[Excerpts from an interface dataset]
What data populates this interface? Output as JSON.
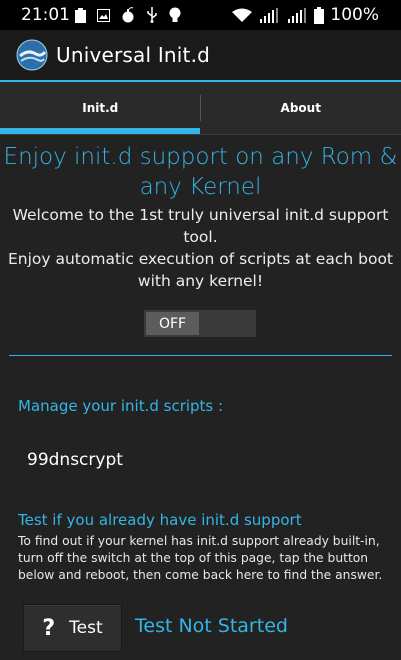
{
  "status_bar": {
    "time": "21:01",
    "battery_text": "100%",
    "left_icons": [
      "clipboard-icon",
      "image-icon",
      "bomb-icon",
      "usb-icon",
      "bulb-icon"
    ],
    "right_icons": [
      "wifi-icon",
      "signal-icon",
      "signal-icon",
      "battery-icon"
    ]
  },
  "app_bar": {
    "title": "Universal Init.d"
  },
  "tabs": [
    {
      "label": "Init.d",
      "selected": true
    },
    {
      "label": "About",
      "selected": false
    }
  ],
  "main": {
    "headline": "Enjoy init.d support on any Rom & any Kernel",
    "welcome": "Welcome to the 1st truly universal init.d support tool.\nEnjoy automatic execution of scripts at each boot with any kernel!",
    "toggle_label": "OFF",
    "manage_label": "Manage your init.d scripts :",
    "scripts": [
      "99dnscrypt"
    ],
    "test_title": "Test if you already have init.d support",
    "test_help": "To find out if your kernel has init.d support already built-in, turn off the switch at the top of this page, tap the button below and reboot, then come back here to find the answer.",
    "test_button_label": "Test",
    "test_status": "Test Not Started"
  },
  "colors": {
    "accent": "#33b5e5",
    "background": "#222222"
  }
}
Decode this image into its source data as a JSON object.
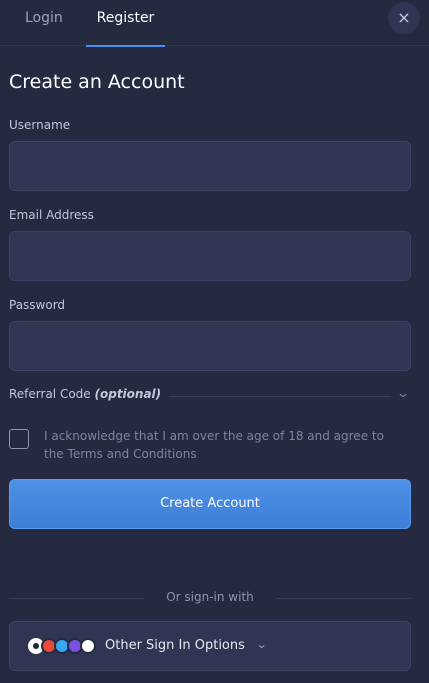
{
  "tabs": {
    "login": "Login",
    "register": "Register",
    "active": "Register"
  },
  "close_icon": "×",
  "title": "Create an Account",
  "fields": {
    "username": {
      "label": "Username",
      "value": "",
      "placeholder": ""
    },
    "email": {
      "label": "Email Address",
      "value": "",
      "placeholder": ""
    },
    "password": {
      "label": "Password",
      "value": "",
      "placeholder": ""
    }
  },
  "referral": {
    "label": "Referral Code",
    "optional": "(optional)",
    "chevron": "⌄",
    "expanded": false
  },
  "acknowledge": {
    "line1": "I acknowledge that I am over the age of 18 and agree to",
    "prefix": "the",
    "link": "Terms and Conditions",
    "checked": false
  },
  "create_button": "Create Account",
  "divider_text": "Or sign-in with",
  "other_options": {
    "label": "Other Sign In Options",
    "chevron": "⌄",
    "icons": [
      "steam-icon",
      "provider-red-icon",
      "provider-blue-icon",
      "provider-purple-icon",
      "provider-white-icon"
    ]
  },
  "colors": {
    "background": "#252a41",
    "input_bg": "#2f3552",
    "accent": "#4a8fe7",
    "primary_button": "#4389e0"
  }
}
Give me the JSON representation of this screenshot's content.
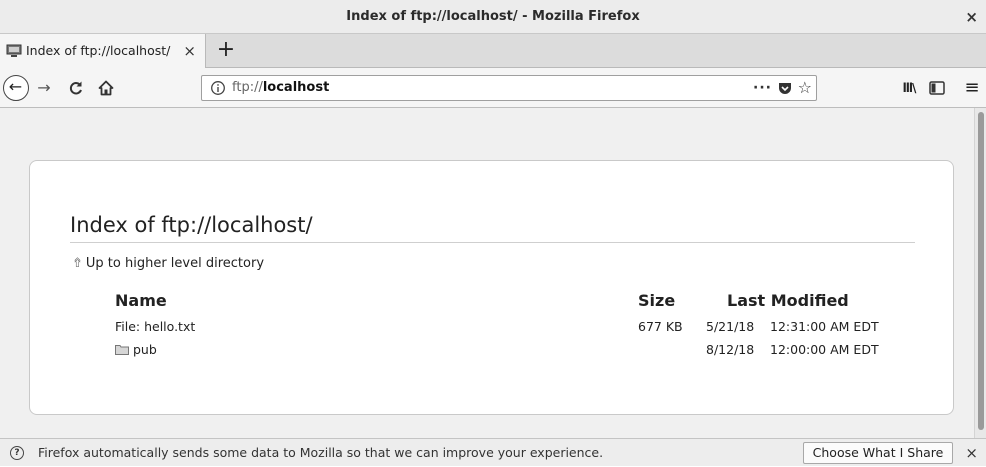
{
  "window": {
    "title": "Index of ftp://localhost/ - Mozilla Firefox",
    "close_glyph": "×"
  },
  "tabs": [
    {
      "label": "Index of ftp://localhost/",
      "close_glyph": "×",
      "icon": "computer-icon"
    }
  ],
  "new_tab_glyph": "+",
  "navbar": {
    "back_glyph": "←",
    "forward_glyph": "→",
    "reload_glyph": "C",
    "home_icon": "home-icon",
    "url_prefix": "ftp://",
    "url_host": "localhost",
    "page_actions_glyph": "···",
    "star_glyph": "☆",
    "library_glyph": "lll\\",
    "menu_glyph": "≡"
  },
  "page": {
    "heading": "Index of ftp://localhost/",
    "up_link": "Up to higher level directory",
    "columns": {
      "name": "Name",
      "size": "Size",
      "modified": "Last Modified"
    },
    "rows": [
      {
        "name": "File: hello.txt",
        "type": "file",
        "size": "677 KB",
        "date": "5/21/18",
        "time": "12:31:00 AM EDT"
      },
      {
        "name": "pub",
        "type": "folder",
        "size": "",
        "date": "8/12/18",
        "time": "12:00:00 AM EDT"
      }
    ]
  },
  "notification": {
    "icon": "?",
    "text": "Firefox automatically sends some data to Mozilla so that we can improve your experience.",
    "button": "Choose What I Share",
    "close_glyph": "×"
  }
}
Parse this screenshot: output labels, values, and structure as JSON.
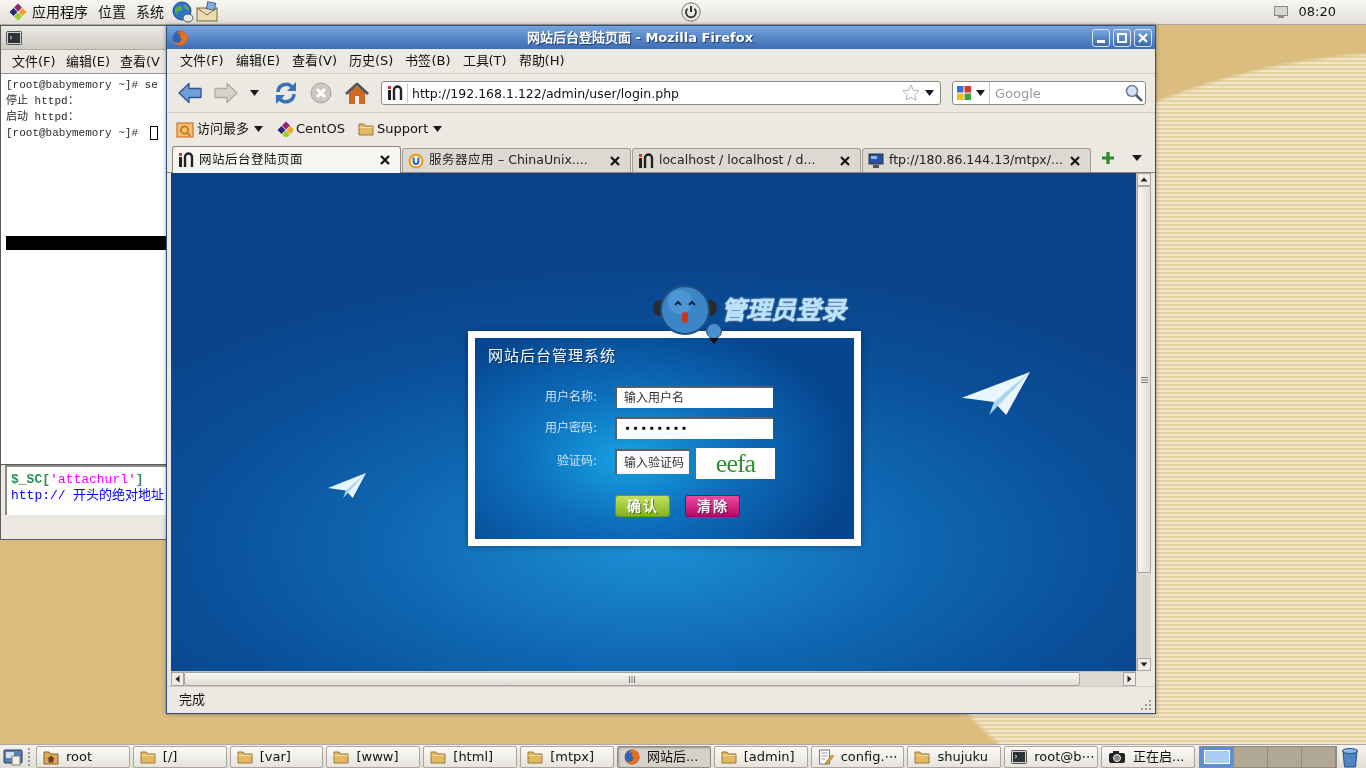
{
  "top_panel": {
    "menus": [
      "应用程序",
      "位置",
      "系统"
    ],
    "clock": "08:20"
  },
  "terminal": {
    "menus": [
      "文件(F)",
      "编辑(E)",
      "查看(V"
    ],
    "lines": [
      {
        "text": "[root@babymemory ~]# se",
        "cursor": false
      },
      {
        "text": "停止 httpd：",
        "cursor": false
      },
      {
        "text": "启动 httpd：",
        "cursor": false
      },
      {
        "text": "[root@babymemory ~]#",
        "cursor": true
      }
    ]
  },
  "editor": {
    "lines": [
      [
        {
          "text": "$_SC[",
          "kind": "variable"
        },
        {
          "text": "'attachurl'",
          "kind": "string"
        },
        {
          "text": "]",
          "kind": "variable"
        }
      ],
      [
        {
          "text": "http:// 开头的绝对地址",
          "kind": "comment"
        }
      ]
    ]
  },
  "browser": {
    "title": "网站后台登陆页面 - Mozilla Firefox",
    "menus": [
      "文件(F)",
      "编辑(E)",
      "查看(V)",
      "历史(S)",
      "书签(B)",
      "工具(T)",
      "帮助(H)"
    ],
    "nav_buttons": [
      {
        "kind": "back",
        "disabled": false
      },
      {
        "kind": "forward",
        "disabled": true
      },
      {
        "kind": "history",
        "disabled": false
      },
      {
        "kind": "reload",
        "disabled": false
      },
      {
        "kind": "stop",
        "disabled": true
      },
      {
        "kind": "home",
        "disabled": false
      }
    ],
    "url": "http://192.168.1.122/admin/user/login.php",
    "search": {
      "placeholder": "Google"
    },
    "bookmarks": [
      {
        "label": "访问最多",
        "kind": "smart"
      },
      {
        "label": "CentOS",
        "kind": "link"
      },
      {
        "label": "Support",
        "kind": "folder"
      }
    ],
    "tabs": [
      {
        "label": "网站后台登陆页面",
        "kind": "site",
        "selected": true
      },
      {
        "label": "服务器应用 – ChinaUnix....",
        "kind": "ring",
        "selected": false
      },
      {
        "label": "localhost / localhost / d...",
        "kind": "site",
        "selected": false
      },
      {
        "label": "ftp://180.86.144.13/mtpx/...",
        "kind": "monitor",
        "selected": false
      }
    ],
    "page": {
      "heading": "管理员登录",
      "panel_title": "网站后台管理系统",
      "fields": [
        {
          "kind": "text",
          "label": "用户名称:",
          "placeholder": "输入用户名"
        },
        {
          "kind": "password",
          "label": "用户密码:",
          "value": "••••••••"
        },
        {
          "kind": "captcha",
          "label": "验证码:",
          "placeholder": "输入验证码",
          "captcha": "eefa"
        }
      ],
      "buttons": [
        {
          "kind": "submit",
          "label": "确认"
        },
        {
          "kind": "reset",
          "label": "清除"
        }
      ]
    },
    "status": "完成"
  },
  "taskbar": {
    "items": [
      {
        "label": "root",
        "kind": "home",
        "selected": false
      },
      {
        "label": "[/]",
        "kind": "folder",
        "selected": false
      },
      {
        "label": "[var]",
        "kind": "folder",
        "selected": false
      },
      {
        "label": "[www]",
        "kind": "folder",
        "selected": false
      },
      {
        "label": "[html]",
        "kind": "folder",
        "selected": false
      },
      {
        "label": "[mtpx]",
        "kind": "folder",
        "selected": false
      },
      {
        "label": "网站后...",
        "kind": "browser",
        "selected": true
      },
      {
        "label": "[admin]",
        "kind": "folder",
        "selected": false
      },
      {
        "label": "config.⋯",
        "kind": "editor",
        "selected": false
      },
      {
        "label": "shujuku",
        "kind": "folder",
        "selected": false
      },
      {
        "label": "root@b⋯",
        "kind": "terminal",
        "selected": false
      },
      {
        "label": "正在启...",
        "kind": "camera",
        "selected": false
      }
    ],
    "workspaces": [
      {
        "selected": true
      },
      {
        "selected": false
      },
      {
        "selected": false
      },
      {
        "selected": false
      }
    ]
  }
}
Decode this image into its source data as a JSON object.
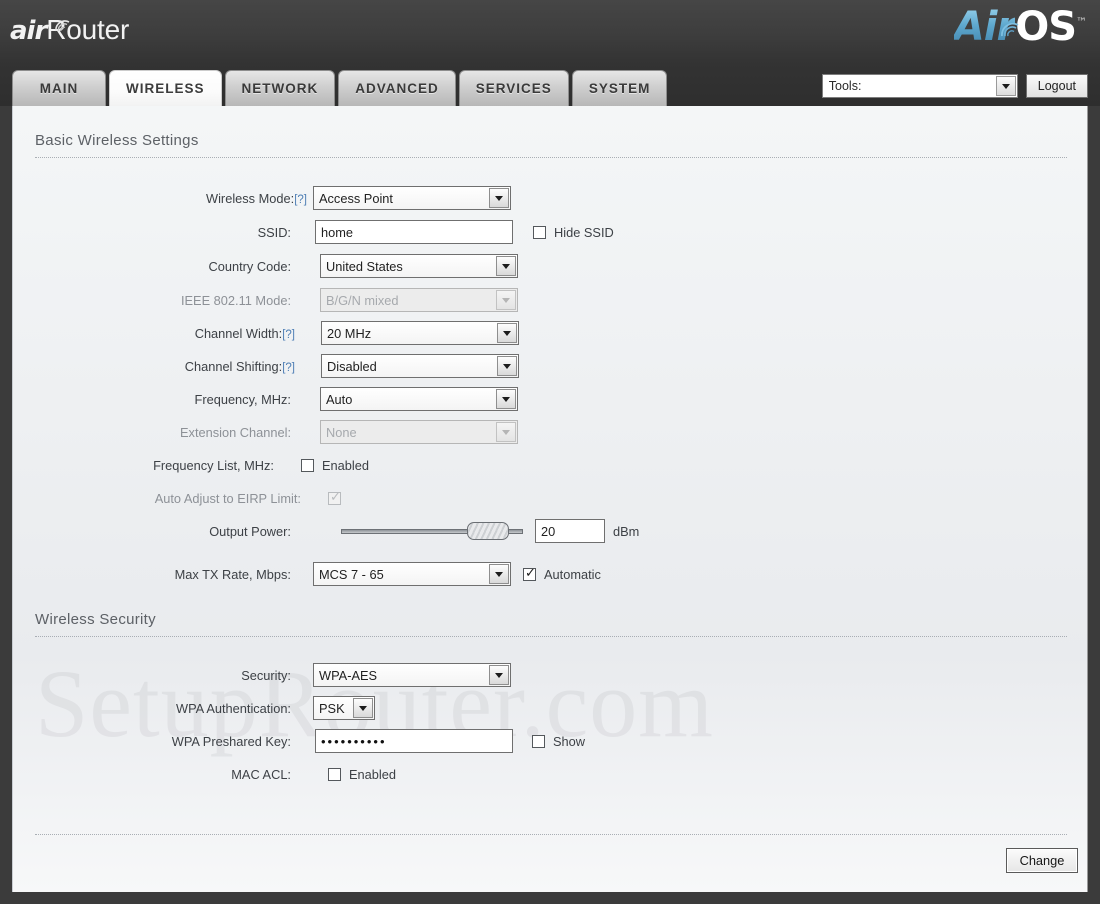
{
  "header": {
    "brand_air": "air",
    "brand_router": "Router",
    "os_air": "Air",
    "os_os": "OS",
    "os_tm": "™"
  },
  "tabs": [
    {
      "label": "MAIN",
      "active": false
    },
    {
      "label": "WIRELESS",
      "active": true
    },
    {
      "label": "NETWORK",
      "active": false
    },
    {
      "label": "ADVANCED",
      "active": false
    },
    {
      "label": "SERVICES",
      "active": false
    },
    {
      "label": "SYSTEM",
      "active": false
    }
  ],
  "toolbar": {
    "tools_label": "Tools:",
    "logout_label": "Logout"
  },
  "watermark": "SetupRouter.com",
  "sections": {
    "basic": {
      "title": "Basic Wireless Settings"
    },
    "security": {
      "title": "Wireless Security"
    }
  },
  "basic_fields": {
    "wireless_mode": {
      "label": "Wireless Mode:",
      "help": "[?]",
      "value": "Access Point"
    },
    "ssid": {
      "label": "SSID:",
      "value": "home",
      "hide_ssid_label": "Hide SSID",
      "hide_ssid_checked": false
    },
    "country_code": {
      "label": "Country Code:",
      "value": "United States"
    },
    "ieee_mode": {
      "label": "IEEE 802.11 Mode:",
      "value": "B/G/N mixed",
      "disabled": true
    },
    "channel_width": {
      "label": "Channel Width:",
      "help": "[?]",
      "value": "20 MHz"
    },
    "channel_shifting": {
      "label": "Channel Shifting:",
      "help": "[?]",
      "value": "Disabled"
    },
    "frequency": {
      "label": "Frequency, MHz:",
      "value": "Auto"
    },
    "extension_channel": {
      "label": "Extension Channel:",
      "value": "None",
      "disabled": true
    },
    "frequency_list": {
      "label": "Frequency List, MHz:",
      "checkbox_label": "Enabled",
      "checked": false
    },
    "eirp": {
      "label": "Auto Adjust to EIRP Limit:",
      "checked": true,
      "disabled": true
    },
    "output_power": {
      "label": "Output Power:",
      "value": "20",
      "unit": "dBm",
      "percent": 90
    },
    "max_tx_rate": {
      "label": "Max TX Rate, Mbps:",
      "value": "MCS 7 - 65",
      "checkbox_label": "Automatic",
      "checked": true
    }
  },
  "security_fields": {
    "security": {
      "label": "Security:",
      "value": "WPA-AES"
    },
    "wpa_auth": {
      "label": "WPA Authentication:",
      "value": "PSK"
    },
    "wpa_key": {
      "label": "WPA Preshared Key:",
      "value": "••••••••••",
      "show_label": "Show",
      "show_checked": false
    },
    "mac_acl": {
      "label": "MAC ACL:",
      "checkbox_label": "Enabled",
      "checked": false
    }
  },
  "footer": {
    "change_label": "Change"
  }
}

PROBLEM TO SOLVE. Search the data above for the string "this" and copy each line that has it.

RESPONSE TO THE EXERCISE.
What data populates this interface? Output as JSON.
    "test_help": "To find out if your kernel has init.d support already built-in, turn off the switch at the top of this page, tap the button below and reboot, then come back here to find the answer.",
Decode this image into its source data as a JSON object.
Give me the JSON representation of this screenshot's content.
Parse this screenshot: output labels, values, and structure as JSON.
Decode this image into its source data as a JSON object.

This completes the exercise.